Ken MacLeod pits humans against machines here, where machines are the evolved intellects of other humans. But this is also a book that attempts to get at heavy issues of philosophy of mind and even economics. MacLeod's characters debate everything from the most efficient decision-making structure to the nature of morality. It's a lot to squish into a three-hundred-some page book, and MacLeod isn't always successful. That being said, it's not a bad effort, and I could see someone else really getting a kick out of this. As far as posthuman SF goes--and you know how lukewarm I feel about that subgenre these days--this is a good one.
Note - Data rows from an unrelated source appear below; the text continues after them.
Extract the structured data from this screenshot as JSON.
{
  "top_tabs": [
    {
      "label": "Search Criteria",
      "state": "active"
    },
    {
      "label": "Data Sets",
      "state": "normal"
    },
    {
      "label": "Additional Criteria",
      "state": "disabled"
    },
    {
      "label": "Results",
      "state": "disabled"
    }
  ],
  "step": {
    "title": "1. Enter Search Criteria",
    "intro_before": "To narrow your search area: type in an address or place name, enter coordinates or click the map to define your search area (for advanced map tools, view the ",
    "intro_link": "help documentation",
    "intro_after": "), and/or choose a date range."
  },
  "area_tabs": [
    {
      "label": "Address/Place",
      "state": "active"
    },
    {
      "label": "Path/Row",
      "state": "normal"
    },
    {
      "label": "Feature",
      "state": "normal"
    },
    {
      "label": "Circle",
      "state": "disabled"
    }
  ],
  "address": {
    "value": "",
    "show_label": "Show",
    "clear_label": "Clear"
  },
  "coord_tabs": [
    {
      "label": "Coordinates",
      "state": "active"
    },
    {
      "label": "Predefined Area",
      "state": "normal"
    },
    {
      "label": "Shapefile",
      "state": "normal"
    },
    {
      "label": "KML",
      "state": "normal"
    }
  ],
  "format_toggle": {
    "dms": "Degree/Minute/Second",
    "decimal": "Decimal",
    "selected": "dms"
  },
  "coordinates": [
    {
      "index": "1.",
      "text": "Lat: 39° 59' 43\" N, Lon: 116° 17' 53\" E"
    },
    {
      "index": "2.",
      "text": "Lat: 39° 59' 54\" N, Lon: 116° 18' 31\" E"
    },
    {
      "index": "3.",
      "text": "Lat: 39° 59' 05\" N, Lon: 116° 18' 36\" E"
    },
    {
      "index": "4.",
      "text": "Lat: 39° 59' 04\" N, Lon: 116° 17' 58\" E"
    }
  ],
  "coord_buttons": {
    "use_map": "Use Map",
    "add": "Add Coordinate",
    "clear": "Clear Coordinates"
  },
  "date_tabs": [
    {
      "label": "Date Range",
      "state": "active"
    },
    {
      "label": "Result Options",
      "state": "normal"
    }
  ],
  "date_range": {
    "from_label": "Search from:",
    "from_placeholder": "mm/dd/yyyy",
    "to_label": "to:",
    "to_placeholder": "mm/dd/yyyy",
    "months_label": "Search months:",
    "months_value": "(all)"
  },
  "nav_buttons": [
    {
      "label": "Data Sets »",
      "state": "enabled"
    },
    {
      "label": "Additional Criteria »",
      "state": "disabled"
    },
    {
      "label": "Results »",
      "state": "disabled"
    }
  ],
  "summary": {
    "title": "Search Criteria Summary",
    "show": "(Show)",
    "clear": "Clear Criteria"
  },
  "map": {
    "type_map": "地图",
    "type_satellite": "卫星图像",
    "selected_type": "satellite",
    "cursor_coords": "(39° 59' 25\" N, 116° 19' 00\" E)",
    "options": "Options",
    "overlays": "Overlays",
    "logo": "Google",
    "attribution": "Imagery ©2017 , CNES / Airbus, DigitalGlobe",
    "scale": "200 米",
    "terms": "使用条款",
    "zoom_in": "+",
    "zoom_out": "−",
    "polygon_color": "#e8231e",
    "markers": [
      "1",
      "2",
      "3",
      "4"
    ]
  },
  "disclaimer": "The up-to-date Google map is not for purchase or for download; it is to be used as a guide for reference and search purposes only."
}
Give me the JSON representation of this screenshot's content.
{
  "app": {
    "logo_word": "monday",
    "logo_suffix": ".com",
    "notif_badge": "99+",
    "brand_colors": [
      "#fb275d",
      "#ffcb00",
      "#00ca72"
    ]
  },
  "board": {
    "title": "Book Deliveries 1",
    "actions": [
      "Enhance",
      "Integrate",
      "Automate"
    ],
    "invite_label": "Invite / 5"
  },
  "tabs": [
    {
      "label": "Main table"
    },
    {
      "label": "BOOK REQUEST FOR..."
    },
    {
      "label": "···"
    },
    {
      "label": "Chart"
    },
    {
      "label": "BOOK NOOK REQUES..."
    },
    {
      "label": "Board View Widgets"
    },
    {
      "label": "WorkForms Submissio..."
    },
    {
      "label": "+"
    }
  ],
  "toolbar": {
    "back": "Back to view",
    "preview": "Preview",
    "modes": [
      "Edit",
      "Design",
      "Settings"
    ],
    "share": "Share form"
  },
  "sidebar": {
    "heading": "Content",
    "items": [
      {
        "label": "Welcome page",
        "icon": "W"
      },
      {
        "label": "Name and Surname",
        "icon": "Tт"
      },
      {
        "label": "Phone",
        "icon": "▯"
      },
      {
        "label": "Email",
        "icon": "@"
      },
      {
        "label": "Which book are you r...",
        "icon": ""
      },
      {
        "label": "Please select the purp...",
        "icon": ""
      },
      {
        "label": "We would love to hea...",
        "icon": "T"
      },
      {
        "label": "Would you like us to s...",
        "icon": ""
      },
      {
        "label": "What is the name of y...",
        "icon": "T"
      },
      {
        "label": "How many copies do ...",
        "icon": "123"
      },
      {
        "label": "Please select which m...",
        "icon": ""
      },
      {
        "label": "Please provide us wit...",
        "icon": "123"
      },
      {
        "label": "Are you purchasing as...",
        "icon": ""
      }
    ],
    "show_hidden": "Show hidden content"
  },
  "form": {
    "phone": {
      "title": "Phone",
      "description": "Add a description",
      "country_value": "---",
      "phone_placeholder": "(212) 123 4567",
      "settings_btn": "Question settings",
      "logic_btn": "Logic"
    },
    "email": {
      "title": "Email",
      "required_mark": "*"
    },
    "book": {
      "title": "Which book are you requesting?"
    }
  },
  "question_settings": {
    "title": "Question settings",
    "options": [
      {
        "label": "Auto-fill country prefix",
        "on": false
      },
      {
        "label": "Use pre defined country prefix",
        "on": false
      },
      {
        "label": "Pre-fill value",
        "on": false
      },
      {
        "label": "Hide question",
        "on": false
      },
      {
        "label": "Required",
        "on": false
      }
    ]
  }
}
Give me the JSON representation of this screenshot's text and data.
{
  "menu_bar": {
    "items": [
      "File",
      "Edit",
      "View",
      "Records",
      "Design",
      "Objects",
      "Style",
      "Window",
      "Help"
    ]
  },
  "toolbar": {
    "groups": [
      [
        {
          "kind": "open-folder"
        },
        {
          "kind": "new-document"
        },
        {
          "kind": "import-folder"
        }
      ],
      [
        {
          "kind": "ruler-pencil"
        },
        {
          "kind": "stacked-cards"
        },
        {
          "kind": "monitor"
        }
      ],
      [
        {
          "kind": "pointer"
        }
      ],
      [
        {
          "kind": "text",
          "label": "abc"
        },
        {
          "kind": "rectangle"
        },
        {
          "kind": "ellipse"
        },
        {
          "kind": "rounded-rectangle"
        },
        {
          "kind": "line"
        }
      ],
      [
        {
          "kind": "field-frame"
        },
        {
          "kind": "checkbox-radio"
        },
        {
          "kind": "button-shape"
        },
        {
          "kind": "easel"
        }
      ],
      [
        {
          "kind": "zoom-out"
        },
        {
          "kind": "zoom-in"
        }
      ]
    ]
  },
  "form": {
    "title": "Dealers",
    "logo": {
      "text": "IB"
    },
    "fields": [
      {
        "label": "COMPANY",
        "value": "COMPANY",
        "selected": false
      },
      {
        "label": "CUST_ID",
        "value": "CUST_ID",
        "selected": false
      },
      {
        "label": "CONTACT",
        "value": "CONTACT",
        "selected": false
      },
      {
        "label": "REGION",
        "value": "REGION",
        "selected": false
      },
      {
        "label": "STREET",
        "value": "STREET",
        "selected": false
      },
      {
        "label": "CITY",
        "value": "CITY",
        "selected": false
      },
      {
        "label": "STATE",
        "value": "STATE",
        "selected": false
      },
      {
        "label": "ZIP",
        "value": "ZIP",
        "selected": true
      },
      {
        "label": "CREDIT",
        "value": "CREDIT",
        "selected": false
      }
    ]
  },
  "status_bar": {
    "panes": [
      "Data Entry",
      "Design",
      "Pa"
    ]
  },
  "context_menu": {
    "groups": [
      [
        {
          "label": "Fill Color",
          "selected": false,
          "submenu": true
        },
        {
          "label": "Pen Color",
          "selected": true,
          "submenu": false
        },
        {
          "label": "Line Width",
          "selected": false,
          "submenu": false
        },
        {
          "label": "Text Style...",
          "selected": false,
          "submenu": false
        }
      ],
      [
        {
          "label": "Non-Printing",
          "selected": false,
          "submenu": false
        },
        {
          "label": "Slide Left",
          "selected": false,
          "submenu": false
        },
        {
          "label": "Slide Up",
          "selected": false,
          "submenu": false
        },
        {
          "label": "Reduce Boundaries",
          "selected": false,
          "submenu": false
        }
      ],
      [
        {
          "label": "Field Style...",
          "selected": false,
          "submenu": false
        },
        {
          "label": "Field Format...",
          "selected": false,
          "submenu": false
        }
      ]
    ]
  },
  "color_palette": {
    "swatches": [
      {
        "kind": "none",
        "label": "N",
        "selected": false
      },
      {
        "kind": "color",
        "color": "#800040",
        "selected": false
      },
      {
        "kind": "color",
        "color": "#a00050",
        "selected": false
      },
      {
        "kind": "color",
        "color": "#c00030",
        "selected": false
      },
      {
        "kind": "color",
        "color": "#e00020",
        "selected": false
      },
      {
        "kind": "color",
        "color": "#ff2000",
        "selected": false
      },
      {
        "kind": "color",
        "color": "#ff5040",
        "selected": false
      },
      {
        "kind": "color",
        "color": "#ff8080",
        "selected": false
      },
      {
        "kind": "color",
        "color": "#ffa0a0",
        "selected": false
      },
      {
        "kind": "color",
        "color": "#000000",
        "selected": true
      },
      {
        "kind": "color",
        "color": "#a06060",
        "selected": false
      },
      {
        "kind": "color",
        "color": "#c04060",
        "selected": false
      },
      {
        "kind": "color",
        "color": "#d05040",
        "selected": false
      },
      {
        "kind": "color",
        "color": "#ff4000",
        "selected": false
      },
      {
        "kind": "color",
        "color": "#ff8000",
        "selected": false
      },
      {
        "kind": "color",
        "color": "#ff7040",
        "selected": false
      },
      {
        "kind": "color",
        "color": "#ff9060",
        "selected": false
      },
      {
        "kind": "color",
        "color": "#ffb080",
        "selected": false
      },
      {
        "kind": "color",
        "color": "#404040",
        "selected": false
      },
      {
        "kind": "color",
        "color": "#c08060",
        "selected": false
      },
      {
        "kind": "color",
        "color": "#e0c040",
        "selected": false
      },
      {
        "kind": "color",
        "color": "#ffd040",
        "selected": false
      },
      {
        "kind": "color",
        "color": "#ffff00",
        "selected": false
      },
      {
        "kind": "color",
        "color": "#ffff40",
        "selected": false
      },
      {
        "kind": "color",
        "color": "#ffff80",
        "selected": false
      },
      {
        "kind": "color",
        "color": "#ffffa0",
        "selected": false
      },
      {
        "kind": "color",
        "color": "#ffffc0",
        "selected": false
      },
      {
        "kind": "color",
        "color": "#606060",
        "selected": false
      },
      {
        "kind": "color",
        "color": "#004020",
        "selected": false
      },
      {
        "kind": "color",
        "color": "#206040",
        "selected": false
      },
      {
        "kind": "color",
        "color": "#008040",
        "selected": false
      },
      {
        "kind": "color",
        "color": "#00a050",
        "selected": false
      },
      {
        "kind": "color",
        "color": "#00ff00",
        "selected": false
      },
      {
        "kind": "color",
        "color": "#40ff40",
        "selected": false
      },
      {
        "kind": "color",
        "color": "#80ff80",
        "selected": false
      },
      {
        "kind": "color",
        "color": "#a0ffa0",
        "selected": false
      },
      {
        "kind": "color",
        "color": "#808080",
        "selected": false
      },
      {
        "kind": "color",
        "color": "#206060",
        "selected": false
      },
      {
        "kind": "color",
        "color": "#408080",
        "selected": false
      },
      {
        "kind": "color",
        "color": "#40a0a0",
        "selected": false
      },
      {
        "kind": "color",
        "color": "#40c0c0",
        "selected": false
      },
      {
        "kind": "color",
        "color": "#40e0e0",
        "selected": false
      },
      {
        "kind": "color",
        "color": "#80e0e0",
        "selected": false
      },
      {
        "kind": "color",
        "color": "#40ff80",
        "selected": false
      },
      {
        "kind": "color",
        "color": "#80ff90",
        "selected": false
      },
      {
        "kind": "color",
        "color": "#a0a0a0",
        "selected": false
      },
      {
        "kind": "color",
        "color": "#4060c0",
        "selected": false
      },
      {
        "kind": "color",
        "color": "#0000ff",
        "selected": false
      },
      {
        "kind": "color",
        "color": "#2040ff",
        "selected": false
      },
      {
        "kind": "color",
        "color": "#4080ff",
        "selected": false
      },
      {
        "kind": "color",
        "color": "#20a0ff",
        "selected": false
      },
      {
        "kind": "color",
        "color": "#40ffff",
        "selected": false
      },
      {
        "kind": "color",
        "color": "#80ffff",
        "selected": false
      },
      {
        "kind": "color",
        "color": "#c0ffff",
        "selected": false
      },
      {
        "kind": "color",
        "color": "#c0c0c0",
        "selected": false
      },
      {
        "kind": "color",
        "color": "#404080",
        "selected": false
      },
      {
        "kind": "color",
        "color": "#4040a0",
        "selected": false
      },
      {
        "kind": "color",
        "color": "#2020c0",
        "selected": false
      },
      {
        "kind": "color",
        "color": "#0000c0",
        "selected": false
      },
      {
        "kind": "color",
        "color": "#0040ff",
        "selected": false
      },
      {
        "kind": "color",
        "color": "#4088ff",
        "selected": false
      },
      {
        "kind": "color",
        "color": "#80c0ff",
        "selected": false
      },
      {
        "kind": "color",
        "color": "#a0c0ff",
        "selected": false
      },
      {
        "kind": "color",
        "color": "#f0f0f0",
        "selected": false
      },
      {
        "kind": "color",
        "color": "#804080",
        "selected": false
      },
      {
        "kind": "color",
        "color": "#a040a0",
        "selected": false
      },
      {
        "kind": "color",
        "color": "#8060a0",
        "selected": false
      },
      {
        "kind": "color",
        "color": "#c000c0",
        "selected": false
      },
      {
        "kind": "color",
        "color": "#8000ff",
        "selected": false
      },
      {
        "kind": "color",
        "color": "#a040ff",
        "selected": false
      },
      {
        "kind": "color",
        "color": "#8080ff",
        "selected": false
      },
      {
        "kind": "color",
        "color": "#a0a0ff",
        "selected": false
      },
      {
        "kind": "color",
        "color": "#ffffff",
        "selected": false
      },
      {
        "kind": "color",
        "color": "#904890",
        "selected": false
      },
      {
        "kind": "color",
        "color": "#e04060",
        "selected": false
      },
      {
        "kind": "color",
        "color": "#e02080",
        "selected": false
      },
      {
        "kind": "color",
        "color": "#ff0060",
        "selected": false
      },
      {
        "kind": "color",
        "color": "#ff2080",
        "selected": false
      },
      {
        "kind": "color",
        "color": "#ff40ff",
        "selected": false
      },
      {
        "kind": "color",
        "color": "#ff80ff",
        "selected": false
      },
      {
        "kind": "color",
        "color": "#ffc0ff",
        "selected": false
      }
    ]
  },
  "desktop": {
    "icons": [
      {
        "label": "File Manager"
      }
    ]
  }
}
Everything regarding the Singularity, AI, mind uploading, etc.--this is where The Cassini Division shines. MacLeod is great at portraying the different opinions regarding mind uploading through his characters. Ellen and many of her allies look down on the idea that consciousness can exist independently of a biological, human brain. To her, an "upload" is just a copy, a stored state, and if it is run on a machine, it is a simulation of a person rather than that actual person's consciousness. Although Ellen and the Division make use of "backups" before they go into dangerous situations, they only load those backups into cloned bodies--and even then, Ellen acknowledges that entity is a copy of the "original" rather than a continuation of that original's identity. The posthumans who became the Outwarders disagree. They believe that consciousness is preserved, that a mind running on a computer (even one where computation speeds up the experience of "consciousness" thousands of times over) is actually conscious and living. Hence, they see this existence as generally superior, although it leads to an evolution in mental capacity and state--the Singularity.
Far from being philosophical discussion without any purpose, this all has very real implications within the story. MacLeod points out that the descendants of Singularity-uploaded humans may not regard regular ol' humans as all that necessary to keep around. We're just taking up space, using valuable matter that can be gobbled up and converted to smart matter. So for Ellen and crew, stopping the posthumans by any means necessary is simply a preemptive means of survival. Her disdain for anything involving electronics and AIs, the way that the Solar Union has stuck with chemical and mechanical computing, despite its speed trade-offs, to avoid computer viruses from the posthumans, is all very fascinating. MacLeod has created a possible future that is interesting, original, but also believable within the Singularity conceit.
Where The Cassini Division starts to falter is its dichotomous depiction of an anarcho-communist Solar Union and the anarcho-capitalist New Martians (along with similar non-cooperatives, nor "non-cos" scattered throughout the Union). It's not so much that I find these social setups unrealistic. But I find the way in which the members of these societies engage in offhand philosophical and economical debates about the relative merits of their systems somewhat stifling. It's almost Heinleinian. I get that you're excited because you have no money any more, but you don't have to point it out all the time. And why is everyone so obsessed with free love? Oh my god, it is a Heinlein novel! Run!
I also didn't care for Ellen all that much. She's not a sympathetic character. Her hard-line stance regarding AIs is interesting, but she just strikes me as uncomfortably genocide-happy. Her amoral adherence to the "True Knowledge" is creepy. I want to think this is intentional on MacLeod's part, just another way of depicting how different this society is. Still, it made me difficult to cheer for Ellen. The rushed resolution, the way she turns out to be right about everything after all and just conveniently manages to "fix" things (maybe) adds to my dissatisfaction.
The Cassini Division is the third book in a series. Nevertheless, it reads fine as a standalone. MacLeod lets you in on the historical details without hitting you over the head with them. I see now that I have the earlier books on my to-read list--but I don't think I'll bother, to be honest. This is the third MacLeod book I've read and the third I haven't enjoyed all that much. It's not the books so much as just my personal experience with his writing and his style, so you might enjoy them. Third time for me, however, proves not to be the charm.